Component data from apps and pages
──────────────────────────────

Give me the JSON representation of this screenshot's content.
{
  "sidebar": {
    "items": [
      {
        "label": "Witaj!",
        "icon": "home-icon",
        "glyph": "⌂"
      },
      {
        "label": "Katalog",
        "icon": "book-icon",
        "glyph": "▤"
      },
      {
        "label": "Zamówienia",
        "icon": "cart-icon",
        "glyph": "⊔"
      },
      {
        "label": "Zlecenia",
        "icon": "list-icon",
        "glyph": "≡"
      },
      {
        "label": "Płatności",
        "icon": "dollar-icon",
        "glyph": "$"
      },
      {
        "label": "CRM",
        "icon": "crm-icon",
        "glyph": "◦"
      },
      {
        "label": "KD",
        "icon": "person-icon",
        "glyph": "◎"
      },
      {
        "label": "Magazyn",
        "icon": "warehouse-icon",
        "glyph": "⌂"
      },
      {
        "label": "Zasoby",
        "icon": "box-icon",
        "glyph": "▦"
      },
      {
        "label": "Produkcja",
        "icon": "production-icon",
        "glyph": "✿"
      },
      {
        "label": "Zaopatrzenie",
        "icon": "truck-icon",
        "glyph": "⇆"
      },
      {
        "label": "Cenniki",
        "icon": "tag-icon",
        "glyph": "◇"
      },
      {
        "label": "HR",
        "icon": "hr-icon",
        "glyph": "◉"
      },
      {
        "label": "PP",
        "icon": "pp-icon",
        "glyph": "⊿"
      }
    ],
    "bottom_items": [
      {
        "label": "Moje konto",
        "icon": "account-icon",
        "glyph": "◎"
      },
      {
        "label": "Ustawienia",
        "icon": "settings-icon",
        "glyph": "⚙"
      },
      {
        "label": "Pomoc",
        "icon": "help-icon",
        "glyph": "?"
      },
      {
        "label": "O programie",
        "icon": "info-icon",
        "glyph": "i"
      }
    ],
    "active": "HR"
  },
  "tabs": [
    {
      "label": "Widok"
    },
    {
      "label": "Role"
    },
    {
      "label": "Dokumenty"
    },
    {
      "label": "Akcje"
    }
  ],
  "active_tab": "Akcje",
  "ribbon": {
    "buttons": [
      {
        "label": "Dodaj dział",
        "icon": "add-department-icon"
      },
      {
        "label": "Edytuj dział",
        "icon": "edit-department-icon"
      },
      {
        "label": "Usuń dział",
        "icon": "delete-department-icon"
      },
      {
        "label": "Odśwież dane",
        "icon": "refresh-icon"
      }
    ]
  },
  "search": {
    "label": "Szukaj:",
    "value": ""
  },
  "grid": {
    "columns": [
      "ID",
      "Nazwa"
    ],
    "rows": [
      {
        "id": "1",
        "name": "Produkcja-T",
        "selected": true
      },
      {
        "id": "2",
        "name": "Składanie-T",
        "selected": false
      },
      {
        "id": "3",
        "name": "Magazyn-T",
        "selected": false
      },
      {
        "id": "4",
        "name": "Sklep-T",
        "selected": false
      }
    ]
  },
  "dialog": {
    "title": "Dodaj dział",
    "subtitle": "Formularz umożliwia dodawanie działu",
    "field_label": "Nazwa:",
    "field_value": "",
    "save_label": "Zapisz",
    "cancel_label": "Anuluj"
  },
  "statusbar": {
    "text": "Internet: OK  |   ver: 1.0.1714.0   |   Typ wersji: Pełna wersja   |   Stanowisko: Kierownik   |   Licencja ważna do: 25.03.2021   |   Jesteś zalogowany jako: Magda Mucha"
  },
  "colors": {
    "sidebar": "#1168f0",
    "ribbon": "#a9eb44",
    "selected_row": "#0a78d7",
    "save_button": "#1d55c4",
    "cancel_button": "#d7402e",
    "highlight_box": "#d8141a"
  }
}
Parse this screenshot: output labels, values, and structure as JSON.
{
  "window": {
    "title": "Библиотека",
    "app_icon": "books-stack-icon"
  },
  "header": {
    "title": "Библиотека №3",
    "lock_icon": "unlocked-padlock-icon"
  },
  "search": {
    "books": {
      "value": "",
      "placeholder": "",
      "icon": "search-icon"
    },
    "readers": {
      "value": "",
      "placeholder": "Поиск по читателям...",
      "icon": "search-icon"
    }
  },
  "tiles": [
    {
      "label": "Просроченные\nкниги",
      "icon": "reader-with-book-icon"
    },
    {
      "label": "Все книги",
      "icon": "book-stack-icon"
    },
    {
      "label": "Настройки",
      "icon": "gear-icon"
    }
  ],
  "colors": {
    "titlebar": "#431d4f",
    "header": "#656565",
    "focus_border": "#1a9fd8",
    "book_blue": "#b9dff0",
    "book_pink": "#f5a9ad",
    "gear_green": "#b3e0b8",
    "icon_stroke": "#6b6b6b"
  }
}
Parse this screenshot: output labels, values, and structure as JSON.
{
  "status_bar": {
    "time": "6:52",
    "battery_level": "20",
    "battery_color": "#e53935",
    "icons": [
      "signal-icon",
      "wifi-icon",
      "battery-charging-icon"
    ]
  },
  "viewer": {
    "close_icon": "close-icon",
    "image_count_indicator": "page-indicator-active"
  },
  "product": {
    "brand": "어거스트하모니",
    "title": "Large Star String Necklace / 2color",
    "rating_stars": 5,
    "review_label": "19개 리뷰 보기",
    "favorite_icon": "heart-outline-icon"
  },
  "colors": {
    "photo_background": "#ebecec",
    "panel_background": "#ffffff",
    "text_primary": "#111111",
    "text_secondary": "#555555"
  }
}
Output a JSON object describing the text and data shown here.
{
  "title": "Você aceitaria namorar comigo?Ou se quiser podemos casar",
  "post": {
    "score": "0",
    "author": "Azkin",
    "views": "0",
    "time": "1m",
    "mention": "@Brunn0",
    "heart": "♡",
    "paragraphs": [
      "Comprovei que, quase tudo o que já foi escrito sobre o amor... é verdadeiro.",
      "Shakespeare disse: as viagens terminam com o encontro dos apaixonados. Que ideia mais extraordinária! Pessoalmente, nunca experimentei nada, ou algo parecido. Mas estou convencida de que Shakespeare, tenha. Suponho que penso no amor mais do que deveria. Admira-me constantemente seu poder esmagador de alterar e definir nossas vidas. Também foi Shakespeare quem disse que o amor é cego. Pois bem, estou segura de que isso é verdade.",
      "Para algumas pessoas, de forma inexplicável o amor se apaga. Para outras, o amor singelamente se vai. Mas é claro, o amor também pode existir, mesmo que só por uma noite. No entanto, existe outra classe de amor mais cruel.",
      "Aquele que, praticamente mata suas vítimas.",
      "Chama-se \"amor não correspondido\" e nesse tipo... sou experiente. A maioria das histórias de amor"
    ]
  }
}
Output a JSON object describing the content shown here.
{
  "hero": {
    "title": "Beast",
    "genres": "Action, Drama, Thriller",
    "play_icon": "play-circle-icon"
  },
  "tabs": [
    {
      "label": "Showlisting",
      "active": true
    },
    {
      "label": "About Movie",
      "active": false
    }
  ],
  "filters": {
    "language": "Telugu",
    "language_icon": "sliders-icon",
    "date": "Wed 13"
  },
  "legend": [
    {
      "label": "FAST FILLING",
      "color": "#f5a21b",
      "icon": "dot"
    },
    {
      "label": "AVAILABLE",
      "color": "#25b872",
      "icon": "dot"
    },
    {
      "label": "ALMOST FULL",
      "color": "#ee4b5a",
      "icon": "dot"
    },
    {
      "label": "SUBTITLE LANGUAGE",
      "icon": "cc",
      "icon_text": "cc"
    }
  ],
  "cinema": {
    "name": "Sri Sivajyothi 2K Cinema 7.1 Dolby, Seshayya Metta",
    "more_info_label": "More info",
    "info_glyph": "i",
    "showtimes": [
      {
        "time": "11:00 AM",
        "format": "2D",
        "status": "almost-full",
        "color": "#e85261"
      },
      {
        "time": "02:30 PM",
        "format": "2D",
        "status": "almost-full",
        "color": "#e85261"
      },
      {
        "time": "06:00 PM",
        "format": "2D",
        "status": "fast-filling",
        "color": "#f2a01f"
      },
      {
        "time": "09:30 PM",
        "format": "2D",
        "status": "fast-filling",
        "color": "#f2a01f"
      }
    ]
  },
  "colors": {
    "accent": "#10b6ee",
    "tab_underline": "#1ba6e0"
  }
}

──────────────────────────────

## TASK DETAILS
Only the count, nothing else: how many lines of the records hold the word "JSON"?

## RESPONSE
5